There is marked retropulsion with a loss of protective/postural reflexes.
Table 1 Anterior and posterior vascular syndromes (a) Syndrome Localization Anterior (carotid) artery syndromes Middle cerebral artery Expressive aphasia Dominant posterior frontal lobe Receptive aphasia Dominant superior temporal lobe Weakness of arm and/or leg Contralateral (to weakness) parietal lobe Loss of lateral visual fields Contralateral parietal lobe Anterial cerebral artery Weakness of leg Medial (parafalcine) Posterior (vertebrobasilar) artery parietal lobe syndromes Vertigo, nystagmus that Cerebellum changes with the direction of gaze, cranial nerve palsies, Brainstem retropulsion Hemiparesis, hemisensory loss, of one-half of the body, swallowing difficulty Lacunar syndromes (These do not have the "cortical signs" of, e.
132 Normal 36 18 50% Retropulsion 44 25 57% Absence of response 30 19 63% Very unstable 8 8 100% UPDRS Dyskinesias-No.

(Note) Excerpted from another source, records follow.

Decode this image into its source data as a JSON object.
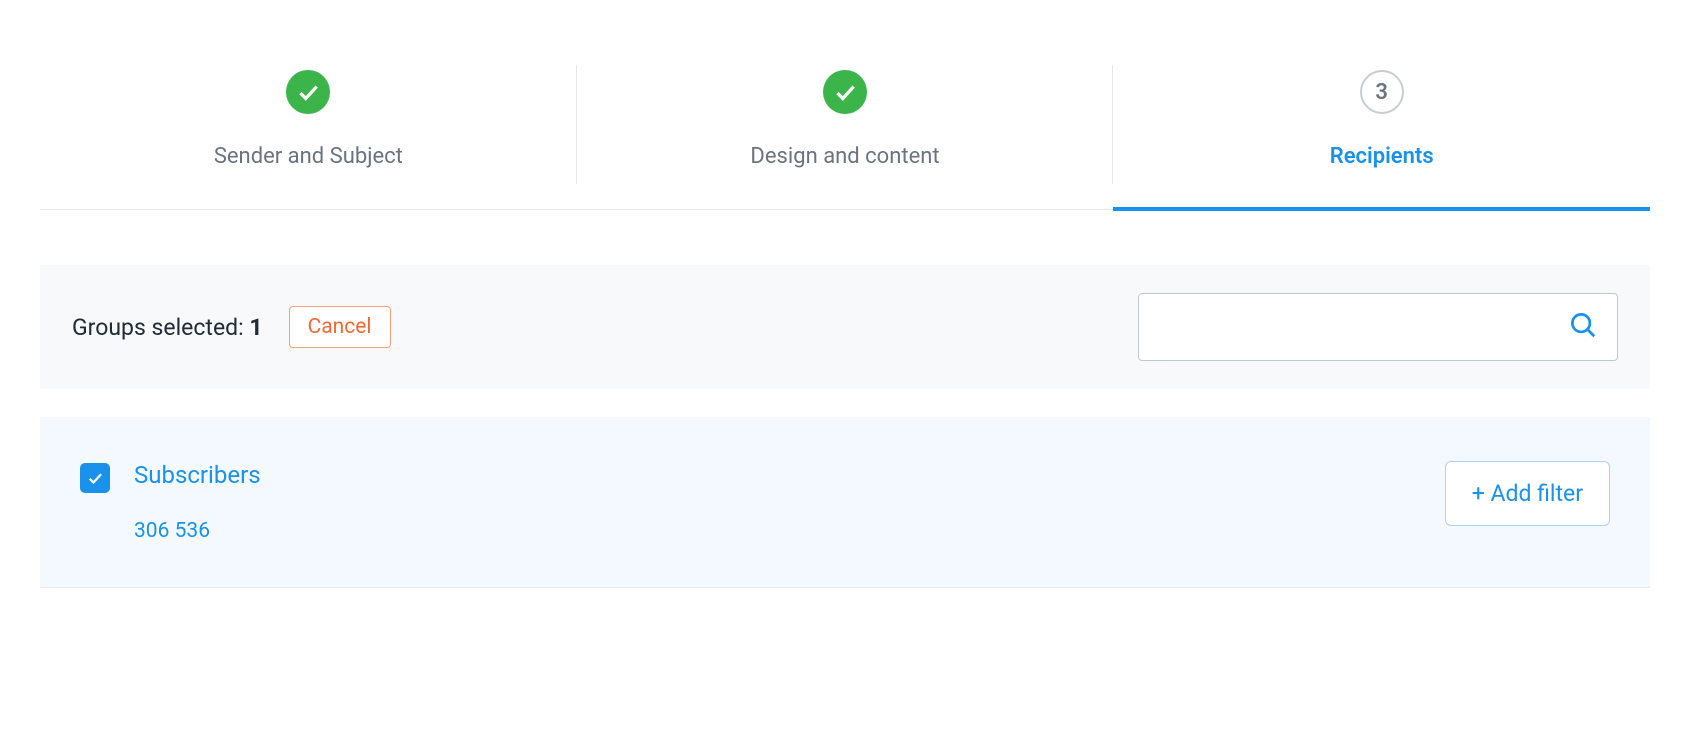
{
  "stepper": {
    "steps": [
      {
        "label": "Sender and Subject",
        "state": "complete"
      },
      {
        "label": "Design and content",
        "state": "complete"
      },
      {
        "label": "Recipients",
        "state": "active",
        "number": "3"
      }
    ]
  },
  "selection": {
    "label_prefix": "Groups selected: ",
    "count": "1",
    "cancel_label": "Cancel"
  },
  "search": {
    "placeholder": ""
  },
  "groups": [
    {
      "name": "Subscribers",
      "count": "306 536",
      "checked": true
    }
  ],
  "actions": {
    "add_filter_label": "+ Add filter"
  }
}
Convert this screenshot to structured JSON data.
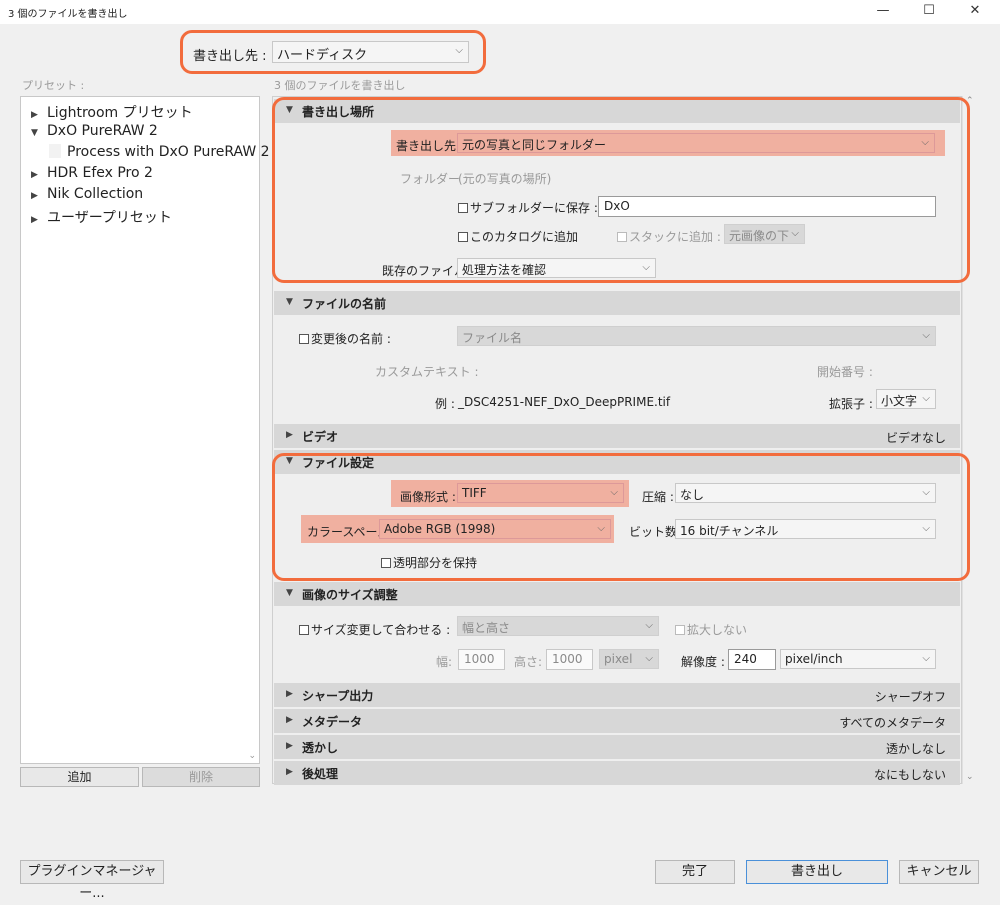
{
  "window": {
    "title": "3 個のファイルを書き出し",
    "minimize": "—",
    "maximize": "☐",
    "close": "✕"
  },
  "export_to": {
    "label": "書き出し先 :",
    "value": "ハードディスク"
  },
  "presets": {
    "heading": "プリセット :",
    "items": [
      {
        "label": "Lightroom プリセット",
        "expanded": false
      },
      {
        "label": "DxO PureRAW 2",
        "expanded": true
      },
      {
        "label": "Process with DxO PureRAW 2",
        "child": true
      },
      {
        "label": "HDR Efex Pro 2",
        "expanded": false
      },
      {
        "label": "Nik Collection",
        "expanded": false
      },
      {
        "label": "ユーザープリセット",
        "expanded": false
      }
    ],
    "add_label": "追加",
    "remove_label": "削除"
  },
  "summary": "3 個のファイルを書き出し",
  "location": {
    "title": "書き出し場所",
    "export_to_label": "書き出し先 :",
    "export_to_value": "元の写真と同じフォルダー",
    "folder_label": "フォルダー :",
    "folder_value": "(元の写真の場所)",
    "subfolder_label": "サブフォルダーに保存 :",
    "subfolder_value": "DxO",
    "add_catalog_label": "このカタログに追加",
    "add_stack_label": "スタックに追加 :",
    "stack_value": "元画像の下",
    "existing_label": "既存のファイル :",
    "existing_value": "処理方法を確認"
  },
  "naming": {
    "title": "ファイルの名前",
    "rename_label": "変更後の名前 :",
    "rename_value": "ファイル名",
    "custom_text_label": "カスタムテキスト :",
    "start_number_label": "開始番号 :",
    "example_label": "例 :",
    "example_value": "_DSC4251-NEF_DxO_DeepPRIME.tif",
    "extension_label": "拡張子 :",
    "extension_value": "小文字"
  },
  "video": {
    "title": "ビデオ",
    "summary": "ビデオなし"
  },
  "file_settings": {
    "title": "ファイル設定",
    "format_label": "画像形式 :",
    "format_value": "TIFF",
    "compression_label": "圧縮 :",
    "compression_value": "なし",
    "colorspace_label": "カラースペース :",
    "colorspace_value": "Adobe RGB (1998)",
    "bitdepth_label": "ビット数 :",
    "bitdepth_value": "16 bit/チャンネル",
    "transparency_label": "透明部分を保持"
  },
  "sizing": {
    "title": "画像のサイズ調整",
    "resize_label": "サイズ変更して合わせる :",
    "resize_value": "幅と高さ",
    "dont_enlarge_label": "拡大しない",
    "width_label": "幅:",
    "width_value": "1000",
    "height_label": "高さ:",
    "height_value": "1000",
    "unit_value": "pixel",
    "resolution_label": "解像度 :",
    "resolution_value": "240",
    "resolution_unit": "pixel/inch"
  },
  "sharpening": {
    "title": "シャープ出力",
    "summary": "シャープオフ"
  },
  "metadata": {
    "title": "メタデータ",
    "summary": "すべてのメタデータ"
  },
  "watermark": {
    "title": "透かし",
    "summary": "透かしなし"
  },
  "post_processing": {
    "title": "後処理",
    "summary": "なにもしない"
  },
  "footer": {
    "plugin_manager": "プラグインマネージャー...",
    "done": "完了",
    "export": "書き出し",
    "cancel": "キャンセル"
  },
  "colors": {
    "highlight": "#f0b0a0",
    "annotation": "#f26c3d",
    "section_header": "#d7d7d7"
  }
}
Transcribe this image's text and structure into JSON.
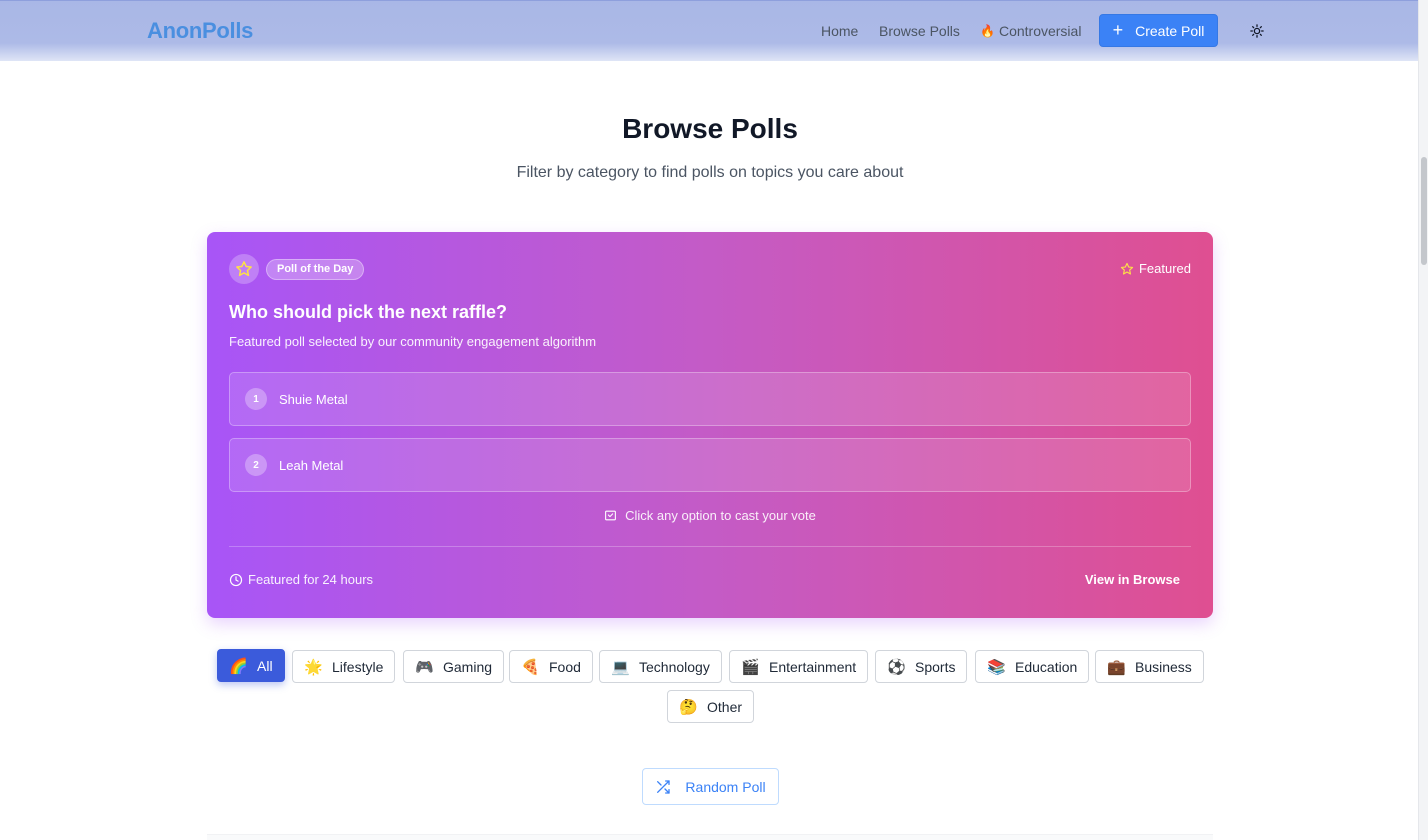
{
  "header": {
    "logo": "AnonPolls",
    "nav": {
      "home": "Home",
      "browse": "Browse Polls",
      "controversial": "Controversial"
    },
    "create_label": "Create Poll"
  },
  "page": {
    "title": "Browse Polls",
    "subtitle": "Filter by category to find polls on topics you care about"
  },
  "poll_of_day": {
    "badge": "Poll of the Day",
    "featured": "Featured",
    "question": "Who should pick the next raffle?",
    "description": "Featured poll selected by our community engagement algorithm",
    "options": [
      {
        "num": "1",
        "text": "Shuie Metal"
      },
      {
        "num": "2",
        "text": "Leah Metal"
      }
    ],
    "hint": "Click any option to cast your vote",
    "duration": "Featured for 24 hours",
    "view_link": "View in Browse"
  },
  "categories": [
    {
      "emoji": "🌈",
      "label": "All",
      "active": true
    },
    {
      "emoji": "🌟",
      "label": "Lifestyle"
    },
    {
      "emoji": "🎮",
      "label": "Gaming"
    },
    {
      "emoji": "🍕",
      "label": "Food"
    },
    {
      "emoji": "💻",
      "label": "Technology"
    },
    {
      "emoji": "🎬",
      "label": "Entertainment"
    },
    {
      "emoji": "⚽",
      "label": "Sports"
    },
    {
      "emoji": "📚",
      "label": "Education"
    },
    {
      "emoji": "💼",
      "label": "Business"
    },
    {
      "emoji": "🤔",
      "label": "Other"
    }
  ],
  "random_label": "Random Poll",
  "colors": {
    "accent": "#3b82f6",
    "active_chip": "#3b5bdb",
    "card_gradient_start": "#a855f7",
    "card_gradient_end": "#df4f91"
  }
}
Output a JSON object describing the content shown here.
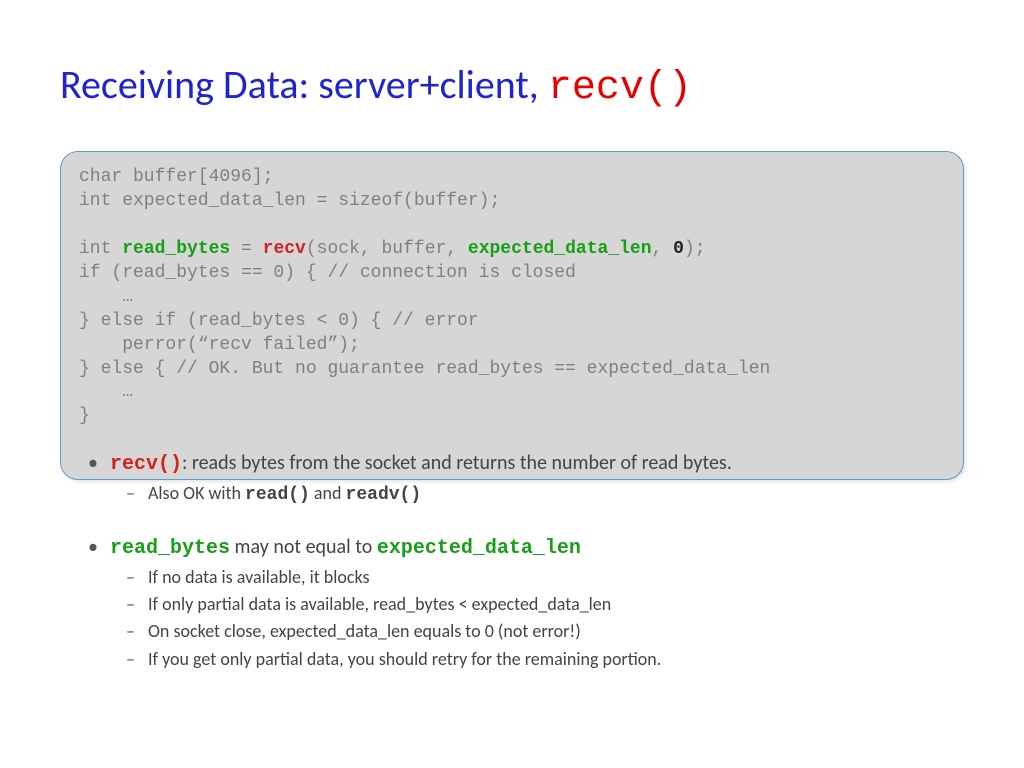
{
  "title": {
    "text": "Receiving Data: server+client, ",
    "code": "recv()"
  },
  "code": {
    "l1": "char buffer[4096];",
    "l2": "int expected_data_len = sizeof(buffer);",
    "l3": "",
    "l4a": "int ",
    "l4b": "read_bytes",
    "l4c": " = ",
    "l4d": "recv",
    "l4e": "(sock, buffer, ",
    "l4f": "expected_data_len",
    "l4g": ", ",
    "l4h": "0",
    "l4i": ");",
    "l5": "if (read_bytes == 0) { // connection is closed",
    "l6": "    …",
    "l7": "} else if (read_bytes < 0) { // error",
    "l8": "    perror(“recv failed”);",
    "l9": "} else { // OK. But no guarantee read_bytes == expected_data_len",
    "l10": "    …",
    "l11": "}"
  },
  "bullets": {
    "b1_a": "recv()",
    "b1_b": ": reads bytes from the socket and returns the number of read bytes.",
    "b1_sub1_a": "Also OK with ",
    "b1_sub1_b": "read()",
    "b1_sub1_c": " and ",
    "b1_sub1_d": "readv()",
    "b2_a": "read_bytes",
    "b2_b": "  may not equal to ",
    "b2_c": "expected_data_len",
    "b2_sub1": "If no data is available, it blocks",
    "b2_sub2": "If only partial data is available, read_bytes < expected_data_len",
    "b2_sub3": "On socket close, expected_data_len equals to 0 (not error!)",
    "b2_sub4": "If you get only partial data, you should retry for the remaining portion."
  }
}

The Participants' PD Symptoms Before Journey, The First Year (N=5) Participant Tremor I Marked in amplitude II Mild in amplitude intermittently present III Absent IV Absent V Slight, infrequently present Participant Dyskinesia I Severe hypokinesia II Moderate hypokinesia III Moderately involuntary movements IV Mild hypokinesia V Mild hypokinesia Participant Rigidity I Mild II Mild III Absent IV Absent V Mild Participant Postural Instability I Absence of postural response II Retropulsion III Retropulsion IV Normal V Retropulsion